WLG – AKL
AKL – PER
PER – SIN
SIN – CPH

Source Code

The Function Duke project on GitHub contains all the source code for my serverless talks.

While Waiting for Jakarta EE

It is more than a year since Oracle announced the transfer of Java™ EE to Eclipse Foundation at JavaOne 2017. Since then, a lot has happened:

  • Java™ EE 8 API and implementation projects have been set up under EE4J.
  • The Eclipse GlassFish 5.1 release is approaching.
  • A brand new Jakarta EE specification process is right around the corner.
  • Community shows involvement regarding the technical direction of Jakarta EE.
  • The Jakarta EE NoSQL specification project proposal has been created.

This is all very good, excellent actually! When you think about the size of it all, it is actually quite an achievement. We are talking about 7.7 million lines of code! More than 60.000 files and a total of 38 new projects that have been set up at the Eclipse Foundation.

But, as everyone knows, developers are impatient and eager to try out everything new, so there are still a couple of questions that I always get when talking about Jakarta EE:

  • When can I start developing Jakarta EE applications?
  • How does Eclipse MicroProfile fit in this picture?
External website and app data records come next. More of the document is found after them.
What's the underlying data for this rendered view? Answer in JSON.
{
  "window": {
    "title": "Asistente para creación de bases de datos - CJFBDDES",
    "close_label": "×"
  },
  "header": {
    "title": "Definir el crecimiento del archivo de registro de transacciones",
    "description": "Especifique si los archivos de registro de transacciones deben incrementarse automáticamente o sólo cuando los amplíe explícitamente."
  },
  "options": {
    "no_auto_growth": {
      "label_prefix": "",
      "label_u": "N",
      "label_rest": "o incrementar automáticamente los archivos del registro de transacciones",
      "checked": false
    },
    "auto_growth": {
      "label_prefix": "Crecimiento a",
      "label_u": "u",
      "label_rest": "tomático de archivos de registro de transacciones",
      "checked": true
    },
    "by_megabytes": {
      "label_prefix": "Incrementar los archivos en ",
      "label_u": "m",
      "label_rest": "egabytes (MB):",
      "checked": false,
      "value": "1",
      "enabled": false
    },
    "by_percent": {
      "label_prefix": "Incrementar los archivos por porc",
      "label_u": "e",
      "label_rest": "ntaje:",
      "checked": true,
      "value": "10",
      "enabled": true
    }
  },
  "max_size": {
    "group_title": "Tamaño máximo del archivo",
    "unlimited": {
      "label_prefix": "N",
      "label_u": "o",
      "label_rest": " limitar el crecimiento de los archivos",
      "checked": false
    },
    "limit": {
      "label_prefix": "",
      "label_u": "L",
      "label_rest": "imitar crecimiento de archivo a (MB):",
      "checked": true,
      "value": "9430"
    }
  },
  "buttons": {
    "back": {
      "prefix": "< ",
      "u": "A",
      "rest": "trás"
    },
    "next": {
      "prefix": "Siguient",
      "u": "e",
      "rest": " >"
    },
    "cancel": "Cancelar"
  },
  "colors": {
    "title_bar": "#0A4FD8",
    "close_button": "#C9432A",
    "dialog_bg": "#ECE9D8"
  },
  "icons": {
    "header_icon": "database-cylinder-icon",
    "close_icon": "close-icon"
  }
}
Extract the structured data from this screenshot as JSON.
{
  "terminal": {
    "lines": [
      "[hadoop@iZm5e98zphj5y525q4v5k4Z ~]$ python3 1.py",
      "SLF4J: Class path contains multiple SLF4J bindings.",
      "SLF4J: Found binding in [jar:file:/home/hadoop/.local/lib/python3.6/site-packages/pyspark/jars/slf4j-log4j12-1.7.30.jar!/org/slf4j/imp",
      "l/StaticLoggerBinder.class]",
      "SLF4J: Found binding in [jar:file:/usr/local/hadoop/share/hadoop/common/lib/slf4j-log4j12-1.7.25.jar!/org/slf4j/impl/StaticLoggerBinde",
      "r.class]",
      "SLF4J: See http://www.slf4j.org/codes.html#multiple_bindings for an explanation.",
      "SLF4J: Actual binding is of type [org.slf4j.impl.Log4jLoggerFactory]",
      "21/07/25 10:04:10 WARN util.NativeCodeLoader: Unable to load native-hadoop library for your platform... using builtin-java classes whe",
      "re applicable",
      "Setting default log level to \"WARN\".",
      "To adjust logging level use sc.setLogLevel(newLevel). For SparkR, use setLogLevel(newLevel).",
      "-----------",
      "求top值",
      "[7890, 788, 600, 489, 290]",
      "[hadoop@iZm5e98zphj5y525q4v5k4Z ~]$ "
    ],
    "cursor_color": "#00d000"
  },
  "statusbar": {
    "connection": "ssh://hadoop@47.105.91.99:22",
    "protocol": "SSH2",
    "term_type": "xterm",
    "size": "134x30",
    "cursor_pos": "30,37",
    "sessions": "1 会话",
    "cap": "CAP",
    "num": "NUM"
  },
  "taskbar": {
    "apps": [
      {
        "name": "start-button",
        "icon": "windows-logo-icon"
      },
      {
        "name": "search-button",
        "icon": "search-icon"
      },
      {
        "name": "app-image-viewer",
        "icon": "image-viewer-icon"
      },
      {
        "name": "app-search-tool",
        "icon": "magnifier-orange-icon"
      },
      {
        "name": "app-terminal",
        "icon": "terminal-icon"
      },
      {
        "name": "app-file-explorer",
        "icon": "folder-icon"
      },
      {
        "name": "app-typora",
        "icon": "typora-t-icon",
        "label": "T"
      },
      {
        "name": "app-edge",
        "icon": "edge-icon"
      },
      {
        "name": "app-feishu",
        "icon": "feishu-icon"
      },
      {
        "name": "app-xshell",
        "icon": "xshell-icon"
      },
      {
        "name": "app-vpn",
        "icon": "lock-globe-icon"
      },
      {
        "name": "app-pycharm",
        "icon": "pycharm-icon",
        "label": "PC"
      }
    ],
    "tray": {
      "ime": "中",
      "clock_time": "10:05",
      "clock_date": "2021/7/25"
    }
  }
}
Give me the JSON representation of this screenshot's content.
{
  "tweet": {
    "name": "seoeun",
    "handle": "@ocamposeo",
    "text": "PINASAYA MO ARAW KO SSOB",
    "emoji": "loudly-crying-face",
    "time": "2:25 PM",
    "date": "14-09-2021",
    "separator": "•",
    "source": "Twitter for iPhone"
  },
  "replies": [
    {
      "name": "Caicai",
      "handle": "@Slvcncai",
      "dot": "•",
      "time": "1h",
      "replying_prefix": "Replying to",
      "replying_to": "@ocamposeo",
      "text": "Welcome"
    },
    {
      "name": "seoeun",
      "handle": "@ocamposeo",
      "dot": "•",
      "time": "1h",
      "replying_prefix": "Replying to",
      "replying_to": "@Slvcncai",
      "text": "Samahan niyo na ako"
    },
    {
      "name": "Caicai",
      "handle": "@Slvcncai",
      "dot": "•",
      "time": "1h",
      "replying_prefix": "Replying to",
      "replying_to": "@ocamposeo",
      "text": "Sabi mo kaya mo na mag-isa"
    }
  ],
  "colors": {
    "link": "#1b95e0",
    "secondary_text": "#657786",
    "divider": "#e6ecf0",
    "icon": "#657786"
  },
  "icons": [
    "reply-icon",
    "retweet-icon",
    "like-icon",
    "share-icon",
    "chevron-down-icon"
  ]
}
The answer to the first question is: “not yet”. Until the Jakarta EE specification process is finalized, the technologies are still Java™ EE. 

The answer to the second question differs a little depending on who you ask, but usually is something in the lines of “I am pretty sure that some of the MicroProfile specs will be integrated into Jakarta EE when they have proven to be useful”.

So, what should an eager developer do in the meantime? Switch to Spring Boot…ouch…or…JavaScript…squeal…?

NO, here is what you should do: Use the power of JavaEE 8 and combine it with Eclipse MicroProfile.

Many of the application server vendors have added MicroProfile features to their Java™ EE 8 compliant or certified application servers. Examples are Open Liberty, WildFly, Payara and Apache TomEE. See the respective vendor’s documentation for which versions they have included.

Java EE 8 with Eclipse MicroProfile 2.1

I have put together a simple application called Jakarta EE Duke to demonstrate how to do this. The application uses the @ConfigProperty annotation from MicroProfile Config to configure a message as well as the new @Email annotation from Bean Validation 2.0, which came with Java™ EE 8 to validate input.

While this example is extremely simple, it does indicate how you can combine the full power of Java™ EE 8 with the lightweight APIs of MicroProfile to implement cloud-native microservices using Java™ technology.

One last tip: Make sure to join the Jakarta EE Community Mailing list to always stay up-to-date on the latest development of Jakarta EE.